A few weeks ago, I was feeling sorry for myself. I had been severely bullied and demeaned by a relative and was distraught at their harassment of me. I felt so low that the world seemed a very dark place. I went about my job because I had to, without joy, and feeling as if I had nothing to offer. In one of my jobs, I work with students with Asperger’s and started a conversation with one.  David, (not his real name) runs a body which supports small clubs and told me that there was severe bullying happening in one committee and he was determined to sort it out. He told me of how he had been bullied at school for being different, but the experience had made him have a clear view and zero tolerance. I knew instantly that the person who had bullied me was at fault and I was OK. I knew what I had to do and felt a sense of glowing calm. On that day, David was my earthly angel.

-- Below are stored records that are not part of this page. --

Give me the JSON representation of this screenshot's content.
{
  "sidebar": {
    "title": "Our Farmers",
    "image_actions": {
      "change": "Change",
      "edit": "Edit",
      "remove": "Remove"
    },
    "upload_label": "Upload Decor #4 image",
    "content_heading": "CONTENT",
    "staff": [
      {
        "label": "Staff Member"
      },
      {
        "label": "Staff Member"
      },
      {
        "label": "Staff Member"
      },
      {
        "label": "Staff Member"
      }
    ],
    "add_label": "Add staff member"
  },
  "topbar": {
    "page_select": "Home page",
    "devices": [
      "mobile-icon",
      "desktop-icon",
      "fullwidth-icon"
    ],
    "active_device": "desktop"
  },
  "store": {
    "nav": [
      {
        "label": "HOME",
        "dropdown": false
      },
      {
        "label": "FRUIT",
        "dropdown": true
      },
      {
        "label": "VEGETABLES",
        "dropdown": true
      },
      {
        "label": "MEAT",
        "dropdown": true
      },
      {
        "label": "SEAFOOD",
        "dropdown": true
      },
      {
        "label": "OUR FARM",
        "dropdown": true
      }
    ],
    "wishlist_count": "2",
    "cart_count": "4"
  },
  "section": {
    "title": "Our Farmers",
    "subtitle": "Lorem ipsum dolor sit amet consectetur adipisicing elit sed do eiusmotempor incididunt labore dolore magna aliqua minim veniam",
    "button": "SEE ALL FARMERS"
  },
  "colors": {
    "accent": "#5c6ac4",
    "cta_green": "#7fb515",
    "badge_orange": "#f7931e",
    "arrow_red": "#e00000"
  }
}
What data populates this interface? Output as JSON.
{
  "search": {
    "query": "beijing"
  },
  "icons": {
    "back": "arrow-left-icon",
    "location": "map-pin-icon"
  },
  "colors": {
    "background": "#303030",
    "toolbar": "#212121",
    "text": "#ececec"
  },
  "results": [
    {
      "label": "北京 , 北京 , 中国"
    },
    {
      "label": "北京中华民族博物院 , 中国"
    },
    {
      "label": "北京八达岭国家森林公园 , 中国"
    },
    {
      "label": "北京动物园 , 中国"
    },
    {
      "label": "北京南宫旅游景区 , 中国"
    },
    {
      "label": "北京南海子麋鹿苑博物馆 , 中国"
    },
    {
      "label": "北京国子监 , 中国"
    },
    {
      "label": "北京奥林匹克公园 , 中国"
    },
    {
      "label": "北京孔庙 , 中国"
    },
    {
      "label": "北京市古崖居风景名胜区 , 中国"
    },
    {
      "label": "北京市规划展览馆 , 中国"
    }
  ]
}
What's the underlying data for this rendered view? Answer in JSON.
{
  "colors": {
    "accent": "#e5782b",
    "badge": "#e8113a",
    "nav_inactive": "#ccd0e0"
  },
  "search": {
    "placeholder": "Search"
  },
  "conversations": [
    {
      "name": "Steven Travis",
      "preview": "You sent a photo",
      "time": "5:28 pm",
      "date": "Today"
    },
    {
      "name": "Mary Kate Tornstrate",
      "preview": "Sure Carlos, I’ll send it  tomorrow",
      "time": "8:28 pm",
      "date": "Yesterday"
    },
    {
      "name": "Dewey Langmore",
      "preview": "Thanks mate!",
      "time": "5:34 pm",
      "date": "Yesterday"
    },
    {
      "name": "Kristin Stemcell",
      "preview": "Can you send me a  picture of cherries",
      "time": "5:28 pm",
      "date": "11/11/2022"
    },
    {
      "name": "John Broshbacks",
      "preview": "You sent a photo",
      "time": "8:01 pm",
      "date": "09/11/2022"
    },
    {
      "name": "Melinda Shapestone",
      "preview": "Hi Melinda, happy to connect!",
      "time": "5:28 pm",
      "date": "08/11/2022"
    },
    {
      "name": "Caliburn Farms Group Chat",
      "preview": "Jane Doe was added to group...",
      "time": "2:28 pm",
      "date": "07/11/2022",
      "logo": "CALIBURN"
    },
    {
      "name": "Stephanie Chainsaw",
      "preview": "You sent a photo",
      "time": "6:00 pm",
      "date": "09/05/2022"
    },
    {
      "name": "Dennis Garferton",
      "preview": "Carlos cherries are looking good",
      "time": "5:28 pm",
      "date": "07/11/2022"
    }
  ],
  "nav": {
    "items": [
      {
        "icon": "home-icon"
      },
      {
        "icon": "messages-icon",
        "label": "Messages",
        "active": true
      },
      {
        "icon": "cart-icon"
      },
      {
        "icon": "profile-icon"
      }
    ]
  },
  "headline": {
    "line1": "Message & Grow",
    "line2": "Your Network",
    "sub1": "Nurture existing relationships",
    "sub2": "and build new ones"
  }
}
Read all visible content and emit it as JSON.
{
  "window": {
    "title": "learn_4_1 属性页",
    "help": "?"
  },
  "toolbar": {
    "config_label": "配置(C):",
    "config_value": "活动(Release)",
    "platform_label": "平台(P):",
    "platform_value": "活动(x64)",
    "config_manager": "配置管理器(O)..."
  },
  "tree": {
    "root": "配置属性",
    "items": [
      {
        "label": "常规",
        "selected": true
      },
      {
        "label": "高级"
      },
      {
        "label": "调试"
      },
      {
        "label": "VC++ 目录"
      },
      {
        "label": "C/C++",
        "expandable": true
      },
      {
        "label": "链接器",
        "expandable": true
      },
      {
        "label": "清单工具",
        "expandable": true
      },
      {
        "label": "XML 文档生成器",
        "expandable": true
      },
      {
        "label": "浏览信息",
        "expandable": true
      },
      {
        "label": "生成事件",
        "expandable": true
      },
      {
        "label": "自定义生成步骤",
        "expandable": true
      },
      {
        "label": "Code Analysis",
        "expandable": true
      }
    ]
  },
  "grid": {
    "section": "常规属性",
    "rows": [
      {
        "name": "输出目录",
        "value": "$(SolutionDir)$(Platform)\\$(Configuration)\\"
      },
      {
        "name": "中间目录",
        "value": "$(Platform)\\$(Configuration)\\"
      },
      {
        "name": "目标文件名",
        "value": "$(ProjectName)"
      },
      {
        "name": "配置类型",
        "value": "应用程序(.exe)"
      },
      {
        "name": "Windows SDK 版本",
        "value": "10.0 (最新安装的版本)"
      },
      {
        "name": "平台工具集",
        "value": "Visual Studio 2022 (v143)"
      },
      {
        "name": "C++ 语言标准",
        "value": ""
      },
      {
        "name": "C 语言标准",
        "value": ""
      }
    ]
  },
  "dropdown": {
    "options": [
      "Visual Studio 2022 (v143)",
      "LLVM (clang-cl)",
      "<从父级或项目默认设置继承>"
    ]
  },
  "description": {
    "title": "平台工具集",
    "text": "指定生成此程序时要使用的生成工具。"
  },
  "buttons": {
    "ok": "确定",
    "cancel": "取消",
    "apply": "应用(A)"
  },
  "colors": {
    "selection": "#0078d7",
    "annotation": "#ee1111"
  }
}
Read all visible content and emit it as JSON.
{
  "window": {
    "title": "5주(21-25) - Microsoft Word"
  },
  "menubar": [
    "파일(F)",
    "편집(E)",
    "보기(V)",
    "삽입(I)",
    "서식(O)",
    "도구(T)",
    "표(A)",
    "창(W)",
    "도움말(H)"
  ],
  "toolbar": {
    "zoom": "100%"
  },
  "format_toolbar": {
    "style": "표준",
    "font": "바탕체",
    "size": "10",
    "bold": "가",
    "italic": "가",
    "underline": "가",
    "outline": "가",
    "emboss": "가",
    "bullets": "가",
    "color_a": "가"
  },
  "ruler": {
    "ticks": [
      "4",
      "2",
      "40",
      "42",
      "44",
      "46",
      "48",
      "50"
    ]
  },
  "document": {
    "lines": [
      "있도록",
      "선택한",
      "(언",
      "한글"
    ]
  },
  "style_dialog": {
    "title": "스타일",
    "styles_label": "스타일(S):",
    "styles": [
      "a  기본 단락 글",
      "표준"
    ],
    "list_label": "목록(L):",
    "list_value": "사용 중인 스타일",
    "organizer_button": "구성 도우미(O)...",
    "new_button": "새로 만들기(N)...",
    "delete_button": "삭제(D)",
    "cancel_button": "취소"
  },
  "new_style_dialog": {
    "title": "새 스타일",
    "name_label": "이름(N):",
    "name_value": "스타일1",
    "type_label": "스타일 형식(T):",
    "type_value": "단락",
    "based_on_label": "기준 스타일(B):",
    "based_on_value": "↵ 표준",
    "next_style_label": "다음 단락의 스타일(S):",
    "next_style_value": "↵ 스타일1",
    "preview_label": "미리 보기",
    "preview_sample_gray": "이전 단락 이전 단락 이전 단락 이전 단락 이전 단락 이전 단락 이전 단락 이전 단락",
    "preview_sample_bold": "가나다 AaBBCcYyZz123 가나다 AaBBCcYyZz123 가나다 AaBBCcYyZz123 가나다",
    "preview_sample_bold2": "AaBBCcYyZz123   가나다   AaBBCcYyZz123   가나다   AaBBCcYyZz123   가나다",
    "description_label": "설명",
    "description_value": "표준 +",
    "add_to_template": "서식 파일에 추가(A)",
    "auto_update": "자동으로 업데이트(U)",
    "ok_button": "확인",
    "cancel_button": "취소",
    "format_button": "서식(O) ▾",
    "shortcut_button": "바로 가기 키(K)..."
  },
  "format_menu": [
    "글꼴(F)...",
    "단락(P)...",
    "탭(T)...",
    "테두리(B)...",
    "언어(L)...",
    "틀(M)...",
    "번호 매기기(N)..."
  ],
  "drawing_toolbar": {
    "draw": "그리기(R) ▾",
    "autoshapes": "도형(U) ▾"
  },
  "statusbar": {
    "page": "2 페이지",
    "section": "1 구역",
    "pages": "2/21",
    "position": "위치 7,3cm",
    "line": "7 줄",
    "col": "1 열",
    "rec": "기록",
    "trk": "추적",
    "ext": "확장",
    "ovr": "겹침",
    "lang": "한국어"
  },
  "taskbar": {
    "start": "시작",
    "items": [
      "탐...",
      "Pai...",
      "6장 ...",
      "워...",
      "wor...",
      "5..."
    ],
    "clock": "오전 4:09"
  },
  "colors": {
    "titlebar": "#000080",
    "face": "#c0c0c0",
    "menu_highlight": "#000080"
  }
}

But there have been encounters of a more ethereal kind to. The lost child with the back-ward inside-out sweater who somehow gave my husband the courage to tell me for the first time of his depression. The soaking wet drunk man with a message, we picked up out of a ditch in freezing cold December, bought home, bathed, fed, gave a bed for the night and who disappeared as I dropped him off. If this was an ethereal encounter, though, God has a sense of humour since he was the doppelganger of Sir Cliff Richard and was called John Book – the name of a Gospel and the righteous character Harrison Ford played in Witness.

And it isn’t just me either. Years ago, a priest told me about how he was undergoing a crisis of faith and was praying in his church when a young, long-haired man in a heavy WW2 trench coat walked in. The stranger knelt down and prayed with the Revd. Frank. They talked a little and when Frank went to make a cup of tea for the stranger and returned, he was gone but the heavy church door had made no sound as it opened and shut. And whilst questions still lay ahead for Frank, that day was a turning point for him which gave him courage to face another day, another challenge.

Now we come to last week. I often go to St Patrick’s when I need to pray, and my prayers are often answered in spectacular but never expected way. When I needed solace last week there was a young man in there and I was at first upset because it interrupted my peace. Eventually, we prayed and talked, and I have since found out that he is homeless and living in the area. I held his hands as I was about to leave, and they were so cold I came home, made a hot chocolate and returned to the church with it for him. As I entered, I saw that he was surrounded by three young people – two boys and a girl. Now I know most young people in our village by sight and I didn’t recognise any of them. This was the middle of the afternoon, when people of that age tend to be in education or work. I spoke to one called Ben, but his friends called him away.  As he left, I invited him to visit me if he needed help. They left on foot and I followed minutes later in my car, but they had vanished. I don’t know whether Ben will visit, but part of me hopes that he won’t since I would rather he was an angel.